[Data about app and page elements]
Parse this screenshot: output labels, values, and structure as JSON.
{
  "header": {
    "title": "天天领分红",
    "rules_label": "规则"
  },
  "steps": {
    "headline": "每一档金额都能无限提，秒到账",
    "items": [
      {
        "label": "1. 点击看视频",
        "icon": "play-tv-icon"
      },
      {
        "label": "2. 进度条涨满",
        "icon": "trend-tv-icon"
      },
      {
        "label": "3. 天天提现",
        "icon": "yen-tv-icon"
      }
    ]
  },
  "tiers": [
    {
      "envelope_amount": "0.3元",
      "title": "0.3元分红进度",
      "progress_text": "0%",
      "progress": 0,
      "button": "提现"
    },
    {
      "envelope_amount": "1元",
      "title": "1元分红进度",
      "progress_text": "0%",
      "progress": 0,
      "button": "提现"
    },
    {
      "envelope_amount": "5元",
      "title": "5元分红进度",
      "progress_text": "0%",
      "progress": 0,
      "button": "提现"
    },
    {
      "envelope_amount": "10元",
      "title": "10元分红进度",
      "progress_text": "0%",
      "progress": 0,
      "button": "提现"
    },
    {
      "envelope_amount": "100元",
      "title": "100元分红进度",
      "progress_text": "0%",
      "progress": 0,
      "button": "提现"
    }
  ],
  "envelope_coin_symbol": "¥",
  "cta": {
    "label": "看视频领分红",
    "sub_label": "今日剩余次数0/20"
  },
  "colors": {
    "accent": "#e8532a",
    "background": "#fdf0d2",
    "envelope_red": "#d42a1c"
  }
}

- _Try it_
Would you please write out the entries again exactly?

- _Output for this task_
Parse this screenshot: output labels, values, and structure as JSON.
{
  "header": {
    "title": "天天领分红",
    "rules_label": "规则"
  },
  "steps": {
    "headline": "每一档金额都能无限提，秒到账",
    "items": [
      {
        "label": "1. 点击看视频",
        "icon": "play-tv-icon"
      },
      {
        "label": "2. 进度条涨满",
        "icon": "trend-tv-icon"
      },
      {
        "label": "3. 天天提现",
        "icon": "yen-tv-icon"
      }
    ]
  },
  "tiers": [
    {
      "envelope_amount": "0.3元",
      "title": "0.3元分红进度",
      "progress_text": "0%",
      "progress": 0,
      "button": "提现"
    },
    {
      "envelope_amount": "1元",
      "title": "1元分红进度",
      "progress_text": "0%",
      "progress": 0,
      "button": "提现"
    },
    {
      "envelope_amount": "5元",
      "title": "5元分红进度",
      "progress_text": "0%",
      "progress": 0,
      "button": "提现"
    },
    {
      "envelope_amount": "10元",
      "title": "10元分红进度",
      "progress_text": "0%",
      "progress": 0,
      "button": "提现"
    },
    {
      "envelope_amount": "100元",
      "title": "100元分红进度",
      "progress_text": "0%",
      "progress": 0,
      "button": "提现"
    }
  ],
  "envelope_coin_symbol": "¥",
  "cta": {
    "label": "看视频领分红",
    "sub_label": "今日剩余次数0/20"
  },
  "colors": {
    "accent": "#e8532a",
    "background": "#fdf0d2",
    "envelope_red": "#d42a1c"
  }
}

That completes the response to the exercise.